Today’s shopper has the ability to make on the spot shopping comparisons and customer service now means an expectation for more than attentiveness. Shoppers with smart phones used their device to determine 39% of their walk-out incidents; 12% checked prices at other retailers online; and 8% checked availability at other stores.
August 19, 2010 § Leave a comment
The original cellphone was the Motorola “Brick”. It was the coolest thing on the planet in the 80s. And very few people had them. Fast forward to today, and 82% of adults use cellphones. And that’s not counting the ten year old in your household who absolutely thinks they need one.
The unbelievable growth in mobile phones is evidenced by the fact that in the year 2000, only 53% of adults had a cell phone compared to the 82% of adults with cellphones today.
As cellphone usage has grown, there has been a corresponding decline in the use of landlines. According to Pew Research Center, back in the peak year 2001 of landlines, 97% of households had a landline. Today only 74% of homes have one.
The 24/7, full-on mobile lifestyle that we live has made a mobile phone a necessity but interestingly enough, the cellphone is valued for more than talking – it’s valued for its email, text, camera, web, entertainment and mapping features for today’s user.

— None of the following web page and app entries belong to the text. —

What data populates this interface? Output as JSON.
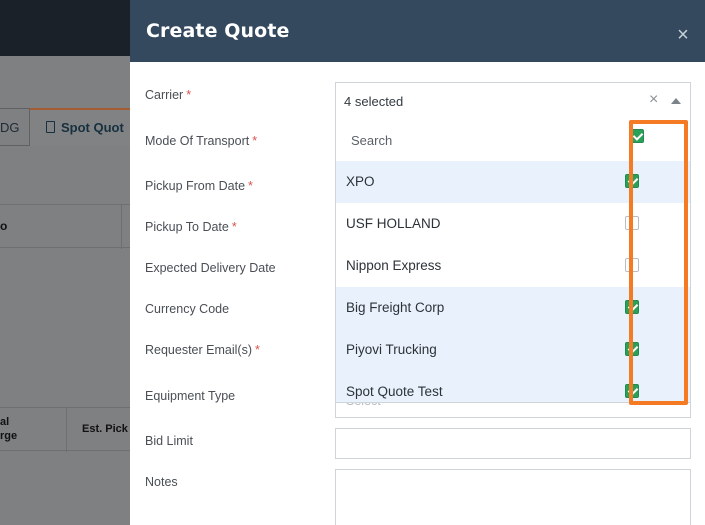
{
  "background": {
    "tab_left_label": "DG",
    "tab_spot_label": "Spot Quot",
    "table_header_text": "o",
    "table2_col1": "al\nrge",
    "table2_col2": "Est. Pick"
  },
  "modal": {
    "title": "Create Quote",
    "close_symbol": "×"
  },
  "form": {
    "labels": {
      "carrier": "Carrier",
      "mode_of_transport": "Mode Of Transport",
      "pickup_from_date": "Pickup From Date",
      "pickup_to_date": "Pickup To Date",
      "expected_delivery_date": "Expected Delivery Date",
      "currency_code": "Currency Code",
      "requester_emails": "Requester Email(s)",
      "equipment_type": "Equipment Type",
      "bid_limit": "Bid Limit",
      "notes": "Notes"
    },
    "required_mark": "*",
    "carrier_value": "4 selected",
    "carrier_clear": "×",
    "equipment_placeholder": "Select",
    "bid_limit_value": "",
    "notes_value": ""
  },
  "carrier_dropdown": {
    "search_placeholder": "Search",
    "select_all_checked": true,
    "items": [
      {
        "label": "XPO",
        "checked": true
      },
      {
        "label": "USF HOLLAND",
        "checked": false
      },
      {
        "label": "Nippon Express",
        "checked": false
      },
      {
        "label": "Big Freight Corp",
        "checked": true
      },
      {
        "label": "Piyovi Trucking",
        "checked": true
      },
      {
        "label": "Spot Quote Test",
        "checked": true
      }
    ]
  },
  "colors": {
    "header_bg": "#34495e",
    "check_green": "#2aa15a",
    "selected_row_bg": "#e9f2fc",
    "annotation_orange": "#f47a23",
    "required_red": "#d9534f"
  },
  "icons": {
    "close": "close-icon",
    "clear": "clear-icon",
    "caret": "caret-up-icon",
    "document": "document-icon"
  }
}
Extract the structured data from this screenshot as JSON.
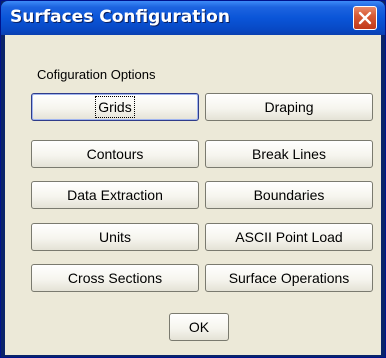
{
  "window": {
    "title": "Surfaces Configuration",
    "close_icon": "close-icon"
  },
  "options": {
    "label": "Cofiguration Options",
    "buttons": [
      "Grids",
      "Draping",
      "Contours",
      "Break Lines",
      "Data Extraction",
      "Boundaries",
      "Units",
      "ASCII Point Load",
      "Cross Sections",
      "Surface Operations"
    ]
  },
  "footer": {
    "ok_label": "OK"
  },
  "colors": {
    "titlebar": "#0a55d8",
    "client": "#ece9d8",
    "close_button": "#d85a34"
  }
}
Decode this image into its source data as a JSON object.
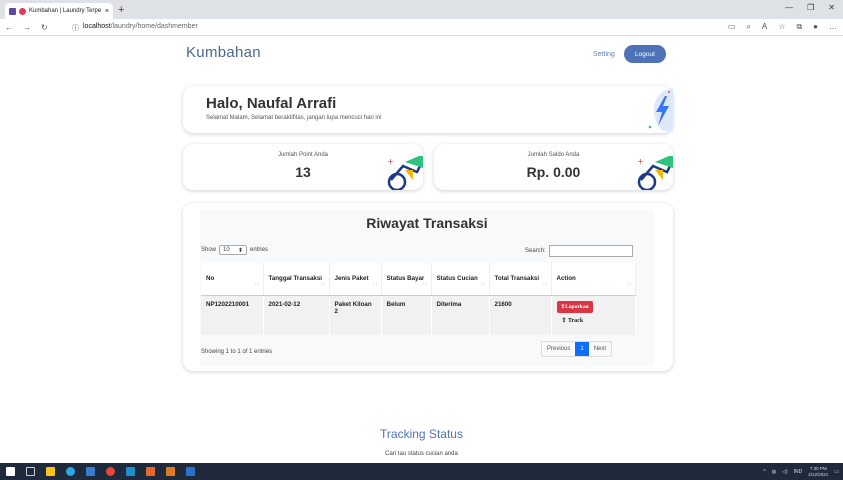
{
  "browser": {
    "tab_title": "Kumbahan | Laundry Terpe",
    "tab_close": "×",
    "new_tab": "+",
    "url_host": "localhost",
    "url_path": "/laundry/home/dashmember"
  },
  "header": {
    "brand": "Kumbahan",
    "setting_label": "Setting",
    "logout_label": "Logout"
  },
  "greeting": {
    "title": "Halo, Naufal Arrafi",
    "subtitle": "Selamat Malam, Selamat beraktifitas, jangan lupa mencuci hari ini"
  },
  "stats": [
    {
      "label": "Jumlah Point Anda",
      "value": "13"
    },
    {
      "label": "Jumlah Saldo Anda",
      "value": "Rp. 0.00"
    }
  ],
  "transactions": {
    "title": "Riwayat Transaksi",
    "show_label": "Show",
    "entries_value": "10",
    "entries_label": "entries",
    "search_label": "Search:",
    "columns": [
      "No",
      "Tanggal Transaksi",
      "Jenis Paket",
      "Status Bayar",
      "Status Cucian",
      "Total Transaksi",
      "Action"
    ],
    "rows": [
      {
        "no": "NP1202210001",
        "tanggal": "2021-02-12",
        "paket": "Paket Kiloan 2",
        "bayar": "Belum",
        "cucian": "Diterima",
        "total": "21600",
        "laporkan": "Laporkan",
        "track": "Track"
      }
    ],
    "info": "Showing 1 to 1 of 1 entries",
    "pager": {
      "prev": "Previous",
      "current": "1",
      "next": "Next"
    }
  },
  "tracking": {
    "title": "Tracking Status",
    "subtitle": "Cari tau status cucian anda"
  },
  "taskbar": {
    "lang": "IND",
    "time": "7:30 PM",
    "date": "2/12/2021"
  },
  "colors": {
    "brand": "#506690",
    "logout_bg": "#4e72b8",
    "laporkan_bg": "#dc3545",
    "pager_active": "#0d6efd"
  }
}
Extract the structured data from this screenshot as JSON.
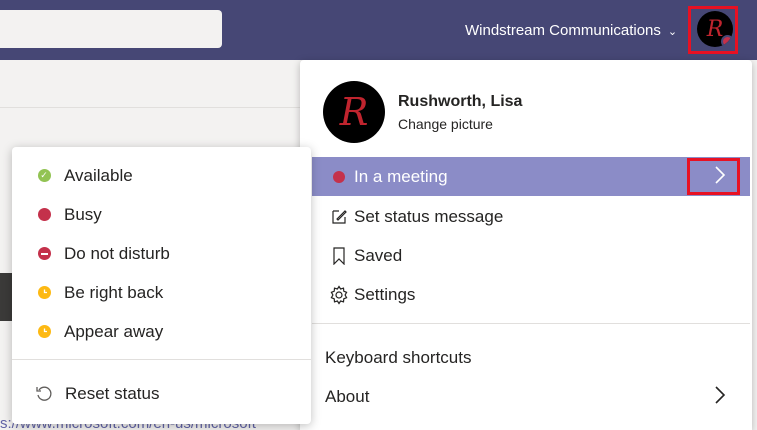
{
  "header": {
    "org_name": "Windstream Communications",
    "org_chevron": "⌄",
    "avatar_letter": "R"
  },
  "background": {
    "link_text": "s://www.microsoft.com/en-us/microsoft"
  },
  "profile": {
    "name": "Rushworth, Lisa",
    "change_picture": "Change picture",
    "avatar_letter": "R"
  },
  "menu": {
    "in_meeting": "In a meeting",
    "set_status": "Set status message",
    "saved": "Saved",
    "settings": "Settings",
    "keyboard": "Keyboard shortcuts",
    "about": "About"
  },
  "status_menu": {
    "items": [
      {
        "label": "Available",
        "color": "#92c353"
      },
      {
        "label": "Busy",
        "color": "#c4314b"
      },
      {
        "label": "Do not disturb",
        "color": "#c4314b"
      },
      {
        "label": "Be right back",
        "color": "#fdb913"
      },
      {
        "label": "Appear away",
        "color": "#fdb913"
      }
    ],
    "reset": "Reset status"
  },
  "colors": {
    "topbar": "#464775",
    "highlight": "#8b8cc7",
    "busy": "#c4314b"
  }
}
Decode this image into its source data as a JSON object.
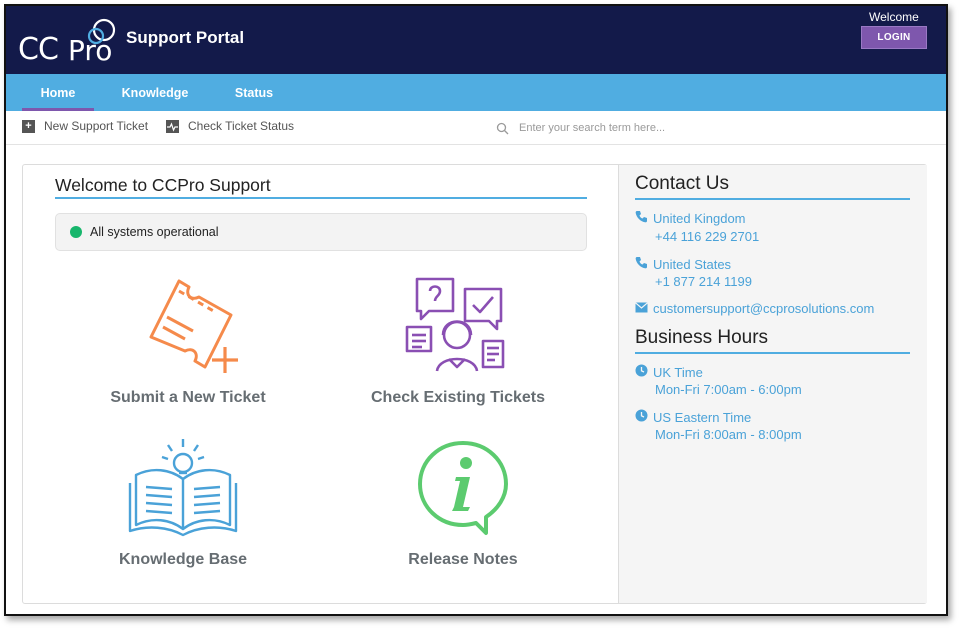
{
  "header": {
    "logo_cc": "CC",
    "logo_pro": "Pro",
    "portal_title": "Support Portal",
    "welcome": "Welcome",
    "login_label": "LOGIN",
    "brand_navy": "#131a4a",
    "accent_purple": "#7e57ad"
  },
  "nav": {
    "tabs": [
      {
        "label": "Home",
        "active": true
      },
      {
        "label": "Knowledge",
        "active": false
      },
      {
        "label": "Status",
        "active": false
      }
    ],
    "color": "#50ade1"
  },
  "toolbar": {
    "new_ticket": {
      "label": "New Support Ticket",
      "icon": "plus-icon"
    },
    "check_status": {
      "label": "Check Ticket Status",
      "icon": "pulse-icon"
    },
    "search_placeholder": "Enter your search term here..."
  },
  "main": {
    "title": "Welcome to CCPro Support",
    "status": {
      "text": "All systems operational",
      "color": "#17b66c"
    },
    "tiles": [
      {
        "label": "Submit a New Ticket",
        "icon": "ticket-plus-icon",
        "color": "#f58a4b"
      },
      {
        "label": "Check Existing Tickets",
        "icon": "support-agent-icon",
        "color": "#8a4fb3"
      },
      {
        "label": "Knowledge Base",
        "icon": "book-lightbulb-icon",
        "color": "#4aa2d8"
      },
      {
        "label": "Release Notes",
        "icon": "info-bubble-icon",
        "color": "#5ccb6f"
      }
    ]
  },
  "sidebar": {
    "contact_title": "Contact Us",
    "contacts": [
      {
        "region": "United Kingdom",
        "phone": "+44 116 229 2701",
        "icon": "phone-icon"
      },
      {
        "region": "United States",
        "phone": "+1 877 214 1199",
        "icon": "phone-icon"
      }
    ],
    "email": {
      "address": "customersupport@ccprosolutions.com",
      "icon": "envelope-icon"
    },
    "hours_title": "Business Hours",
    "hours": [
      {
        "zone": "UK Time",
        "hours": "Mon-Fri 7:00am - 6:00pm",
        "icon": "clock-icon"
      },
      {
        "zone": "US Eastern Time",
        "hours": "Mon-Fri 8:00am - 8:00pm",
        "icon": "clock-icon"
      }
    ]
  }
}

So for you marketers who are stuck in the 80s style of marketing, it’s time to tap into the importance of mobile marketing. Make sure your websites are optimized for mobile. Take a look at mobile marketing programs. Invest some money for experimentation. Mobile is not going anywhere. It is only going to continue to grow in importance with smartphones and tablets replacing laptops and landline phones.